I’ve found most examiners gracious in granting extensions of time to respond to the initial request, but don’t count on it. The published regulations and the department’s own rules can form the bottom line for your performance. Start gathering the requested information well before the deadline. When completing the questionnaire, take your time. Remember that you’re only responding to one state and only provide the information requested. If the questions allow it, limit your responses to production in that state. This isn’t sneaky or back-handed—it’s prudent. You have an asset to protect for the benefit of your family and your employees. Provide what you must, but no more.

Once you have a report of your production for the examination period, look through it and see if it contains any memorable files. You might include your operations group—processor, underwriter, doc drawer, funder and shipper—in this process. If you identify any memorable files, crack them open and review what made them that way. If you have any miscellaneous documents that will help explain what you remember, get them into the file.

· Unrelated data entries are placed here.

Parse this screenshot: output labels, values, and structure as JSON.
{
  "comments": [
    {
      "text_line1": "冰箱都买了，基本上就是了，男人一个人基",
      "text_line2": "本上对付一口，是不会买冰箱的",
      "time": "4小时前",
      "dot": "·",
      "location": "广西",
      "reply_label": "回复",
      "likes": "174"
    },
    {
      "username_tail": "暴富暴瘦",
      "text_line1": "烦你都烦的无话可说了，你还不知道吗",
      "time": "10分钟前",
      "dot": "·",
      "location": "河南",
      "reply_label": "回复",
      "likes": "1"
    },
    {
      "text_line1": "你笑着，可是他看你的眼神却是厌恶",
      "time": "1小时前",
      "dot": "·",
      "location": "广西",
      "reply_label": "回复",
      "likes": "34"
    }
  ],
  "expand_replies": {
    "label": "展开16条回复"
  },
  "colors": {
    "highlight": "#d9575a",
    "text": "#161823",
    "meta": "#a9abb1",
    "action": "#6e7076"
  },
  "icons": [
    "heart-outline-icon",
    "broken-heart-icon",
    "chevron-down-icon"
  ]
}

When an examiner opens up a loan file, that loan’s whole story consists of the documents there. Even if the file contains a problem that might show up in your report of examination, you want your file to speak clearly enough to the examiner so that he or she finds no reason to start following rabbit trails and asking questions that you know will go nowhere. The examiners need to understand what happened in a file within the four corners of the paper you provide. Other documents or narrative notes that make the file clear do no good unless they are in the actual file. A short and concise response makes the examiner’s job easier, and that will make your examination a better process for both of you.